### Recorded data

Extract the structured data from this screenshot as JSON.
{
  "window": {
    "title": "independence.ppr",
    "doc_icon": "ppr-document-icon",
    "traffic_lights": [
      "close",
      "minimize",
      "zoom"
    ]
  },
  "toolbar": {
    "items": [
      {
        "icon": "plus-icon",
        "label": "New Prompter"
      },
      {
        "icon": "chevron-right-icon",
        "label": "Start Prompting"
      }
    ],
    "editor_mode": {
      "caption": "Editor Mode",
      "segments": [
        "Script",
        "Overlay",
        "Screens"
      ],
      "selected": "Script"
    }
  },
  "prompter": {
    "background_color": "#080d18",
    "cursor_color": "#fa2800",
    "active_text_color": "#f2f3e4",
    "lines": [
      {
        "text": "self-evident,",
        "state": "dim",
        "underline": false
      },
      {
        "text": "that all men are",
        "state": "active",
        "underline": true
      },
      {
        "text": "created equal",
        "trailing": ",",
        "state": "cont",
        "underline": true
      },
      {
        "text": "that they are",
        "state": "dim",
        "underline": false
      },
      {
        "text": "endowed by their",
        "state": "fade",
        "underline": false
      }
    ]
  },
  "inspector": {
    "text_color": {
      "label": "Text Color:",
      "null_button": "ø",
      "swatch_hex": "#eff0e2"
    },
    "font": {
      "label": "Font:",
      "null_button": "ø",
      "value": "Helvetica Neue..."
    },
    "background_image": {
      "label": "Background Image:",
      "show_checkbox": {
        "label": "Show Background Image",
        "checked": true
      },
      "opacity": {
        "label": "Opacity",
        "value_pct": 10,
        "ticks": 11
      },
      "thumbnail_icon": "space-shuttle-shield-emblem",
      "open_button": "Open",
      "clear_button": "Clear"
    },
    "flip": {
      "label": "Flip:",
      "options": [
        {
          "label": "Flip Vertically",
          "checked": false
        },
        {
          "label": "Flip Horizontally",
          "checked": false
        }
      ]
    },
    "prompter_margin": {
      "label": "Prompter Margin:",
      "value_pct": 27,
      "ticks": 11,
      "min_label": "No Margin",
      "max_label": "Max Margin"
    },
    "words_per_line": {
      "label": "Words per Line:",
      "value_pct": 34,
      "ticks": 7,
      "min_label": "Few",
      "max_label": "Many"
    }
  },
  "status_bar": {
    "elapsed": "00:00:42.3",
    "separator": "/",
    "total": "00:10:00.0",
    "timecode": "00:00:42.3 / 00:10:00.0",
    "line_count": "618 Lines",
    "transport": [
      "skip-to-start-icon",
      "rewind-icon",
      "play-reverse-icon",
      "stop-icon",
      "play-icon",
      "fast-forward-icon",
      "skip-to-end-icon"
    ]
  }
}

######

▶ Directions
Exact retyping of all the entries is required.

▶ Written answer
Extract the structured data from this screenshot as JSON.
{
  "window": {
    "title": "independence.ppr",
    "doc_icon": "ppr-document-icon",
    "traffic_lights": [
      "close",
      "minimize",
      "zoom"
    ]
  },
  "toolbar": {
    "items": [
      {
        "icon": "plus-icon",
        "label": "New Prompter"
      },
      {
        "icon": "chevron-right-icon",
        "label": "Start Prompting"
      }
    ],
    "editor_mode": {
      "caption": "Editor Mode",
      "segments": [
        "Script",
        "Overlay",
        "Screens"
      ],
      "selected": "Script"
    }
  },
  "prompter": {
    "background_color": "#080d18",
    "cursor_color": "#fa2800",
    "active_text_color": "#f2f3e4",
    "lines": [
      {
        "text": "self-evident,",
        "state": "dim",
        "underline": false
      },
      {
        "text": "that all men are",
        "state": "active",
        "underline": true
      },
      {
        "text": "created equal",
        "trailing": ",",
        "state": "cont",
        "underline": true
      },
      {
        "text": "that they are",
        "state": "dim",
        "underline": false
      },
      {
        "text": "endowed by their",
        "state": "fade",
        "underline": false
      }
    ]
  },
  "inspector": {
    "text_color": {
      "label": "Text Color:",
      "null_button": "ø",
      "swatch_hex": "#eff0e2"
    },
    "font": {
      "label": "Font:",
      "null_button": "ø",
      "value": "Helvetica Neue..."
    },
    "background_image": {
      "label": "Background Image:",
      "show_checkbox": {
        "label": "Show Background Image",
        "checked": true
      },
      "opacity": {
        "label": "Opacity",
        "value_pct": 10,
        "ticks": 11
      },
      "thumbnail_icon": "space-shuttle-shield-emblem",
      "open_button": "Open",
      "clear_button": "Clear"
    },
    "flip": {
      "label": "Flip:",
      "options": [
        {
          "label": "Flip Vertically",
          "checked": false
        },
        {
          "label": "Flip Horizontally",
          "checked": false
        }
      ]
    },
    "prompter_margin": {
      "label": "Prompter Margin:",
      "value_pct": 27,
      "ticks": 11,
      "min_label": "No Margin",
      "max_label": "Max Margin"
    },
    "words_per_line": {
      "label": "Words per Line:",
      "value_pct": 34,
      "ticks": 7,
      "min_label": "Few",
      "max_label": "Many"
    }
  },
  "status_bar": {
    "elapsed": "00:00:42.3",
    "separator": "/",
    "total": "00:10:00.0",
    "timecode": "00:00:42.3 / 00:10:00.0",
    "line_count": "618 Lines",
    "transport": [
      "skip-to-start-icon",
      "rewind-icon",
      "play-reverse-icon",
      "stop-icon",
      "play-icon",
      "fast-forward-icon",
      "skip-to-end-icon"
    ]
  }
}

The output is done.